All submissions must be in by March 27. The center will also start a new annual Rising Stars Youth Art Exhibit this May. Locals 21 years old and younger qualify.
“We need to let children understand that they don’t have to take a backseat to anyone,” explained founding member Evelyn Cook.
Local artists share techniques, and local musicians entertain during monthly gallery events. These same artists volunteer around the center to help keep everything running smoothly. One example of this is the building renovations. The building was a simple storage space lacking heat, electricity, and plumbing before volunteers stepped up. Only a few repairs remain.
The Johnson County Center for the Arts plans to accomplish an ambitious feat in the community. The Heritage Square project will link local businesses and nonprofits together in a more tangible way. Heritage Square will include the art center, Johnson County Library, Heritage Hall Theatre, Johnson County Senior Center, the Taylorsville Masonic Lodge, and may expand to include the United Methodist Church, heart center, and Farmers State Bank.
Members of the steering committee are currently working on fundraising ideas to fund remaining building projects and Heritage Square beautification. Two current ideas are a garden tour event with live music and a showing of “The Town that Wouldn’t Drown” followed by a musical performance at Heritage Hall. Dunn plans to use a corkboard on site to keep the public informed on progress.
These organizations are already more connected than many may realize. Both Heritage Hall Theatre and the Johnson County Center for the Arts originated with Evelyn Cook. Seniors from the Johnson County Senior Center take art classes every last Wednesday of the month for a reduced price of 3 dollars thanks to a Tennessee Arts Commission grant. These groups intertwine in ways unseen by the public.
Everyone at the art center works to show the public that the art community is accessible and welcoming. Artists of all disciplines, ages, and skill sets show their wares.
For example, JCHS junior Tyler Earp demonstrates his craft during his fourth period daily. Students rave about Dunn’s supportive teaching style. The numbers speak for themselves. All current classes are full, and many have waiting lists. Several courses have had multiple sessions to account for public demand.
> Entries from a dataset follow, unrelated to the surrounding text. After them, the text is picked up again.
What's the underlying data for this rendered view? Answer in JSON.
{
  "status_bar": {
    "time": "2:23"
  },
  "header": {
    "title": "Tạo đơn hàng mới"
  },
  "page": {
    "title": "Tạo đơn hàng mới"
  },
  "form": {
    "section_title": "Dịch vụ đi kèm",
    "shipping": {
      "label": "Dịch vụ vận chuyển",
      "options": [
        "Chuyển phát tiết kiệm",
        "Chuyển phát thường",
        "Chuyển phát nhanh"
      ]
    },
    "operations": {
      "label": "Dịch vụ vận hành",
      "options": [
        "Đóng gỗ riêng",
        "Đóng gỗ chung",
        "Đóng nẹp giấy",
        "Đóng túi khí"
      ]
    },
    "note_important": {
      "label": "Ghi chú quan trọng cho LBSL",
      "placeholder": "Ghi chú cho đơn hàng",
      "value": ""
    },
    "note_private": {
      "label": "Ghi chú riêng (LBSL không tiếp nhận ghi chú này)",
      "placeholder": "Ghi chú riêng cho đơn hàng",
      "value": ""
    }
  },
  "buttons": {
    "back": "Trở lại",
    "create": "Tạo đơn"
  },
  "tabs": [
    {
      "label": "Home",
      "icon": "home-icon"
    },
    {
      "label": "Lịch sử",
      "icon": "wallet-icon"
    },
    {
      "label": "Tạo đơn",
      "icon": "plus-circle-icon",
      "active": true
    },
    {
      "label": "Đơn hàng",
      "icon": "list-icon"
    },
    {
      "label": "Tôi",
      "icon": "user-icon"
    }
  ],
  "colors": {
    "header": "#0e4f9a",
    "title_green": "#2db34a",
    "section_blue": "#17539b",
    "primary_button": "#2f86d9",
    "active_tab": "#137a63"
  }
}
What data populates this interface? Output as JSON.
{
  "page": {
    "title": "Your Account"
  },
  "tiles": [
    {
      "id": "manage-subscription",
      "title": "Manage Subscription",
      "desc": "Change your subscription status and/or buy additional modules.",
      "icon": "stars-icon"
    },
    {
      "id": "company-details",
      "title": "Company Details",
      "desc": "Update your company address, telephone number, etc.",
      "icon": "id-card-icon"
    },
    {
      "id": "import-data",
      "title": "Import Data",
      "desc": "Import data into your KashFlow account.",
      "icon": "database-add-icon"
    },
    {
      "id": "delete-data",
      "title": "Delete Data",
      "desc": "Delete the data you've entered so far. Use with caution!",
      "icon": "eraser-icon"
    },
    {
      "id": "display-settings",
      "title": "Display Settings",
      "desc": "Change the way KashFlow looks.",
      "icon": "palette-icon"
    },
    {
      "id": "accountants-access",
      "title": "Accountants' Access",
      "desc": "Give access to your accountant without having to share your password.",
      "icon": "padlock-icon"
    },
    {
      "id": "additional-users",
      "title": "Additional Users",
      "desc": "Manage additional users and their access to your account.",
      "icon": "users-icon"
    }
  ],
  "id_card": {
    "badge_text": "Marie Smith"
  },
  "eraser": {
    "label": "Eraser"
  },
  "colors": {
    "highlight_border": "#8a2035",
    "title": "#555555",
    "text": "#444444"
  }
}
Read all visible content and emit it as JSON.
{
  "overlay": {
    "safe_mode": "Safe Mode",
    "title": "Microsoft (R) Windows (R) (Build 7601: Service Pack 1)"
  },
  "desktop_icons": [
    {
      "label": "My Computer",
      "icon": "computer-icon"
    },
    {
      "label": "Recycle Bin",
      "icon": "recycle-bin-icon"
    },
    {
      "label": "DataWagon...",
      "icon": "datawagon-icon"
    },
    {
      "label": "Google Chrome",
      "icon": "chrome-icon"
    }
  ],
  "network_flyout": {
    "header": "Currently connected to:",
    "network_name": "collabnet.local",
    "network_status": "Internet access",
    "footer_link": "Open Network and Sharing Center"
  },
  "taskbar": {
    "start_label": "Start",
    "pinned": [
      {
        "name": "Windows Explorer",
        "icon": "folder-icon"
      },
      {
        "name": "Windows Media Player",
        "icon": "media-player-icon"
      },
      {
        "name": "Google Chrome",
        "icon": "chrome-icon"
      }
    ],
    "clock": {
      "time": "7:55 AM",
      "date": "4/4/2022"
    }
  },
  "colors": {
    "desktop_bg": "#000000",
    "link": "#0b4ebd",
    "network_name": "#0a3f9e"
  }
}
The center recently started the JoCo Arts News. This bi-yearly newsletter’s express purpose is to inform and connect people with local art resources in the community. Heritage Hall Theatre prints these newsletters free of charge, while the TN Arts Commission pays for postage. The Tomahawk Newspaper’s Graphic Artist and juried artist Lewis Chapman handles the layout.
The art center makes a point to link to artists outside of the art center as
well as inside. For example, Jean Ann Savery class numbers tripled through its influence.
The friendly volunteers, warm atmosphere, and unique wares make the center a popular destination in Mountain City. All current art classes are full, and visitors rate the center 5 out of 5 stars. The staff is currently raising funds to purchase the building to ensure the center stays open to the community for the foreseeable future. They have raised nearly a third of their $90,000 goal.
Mountain City is full of surprises, culture, and history. In the words of Cook, “don’t ever say that it’s just Mountain City. We have a rich, rich heritage,” and there is still more to come.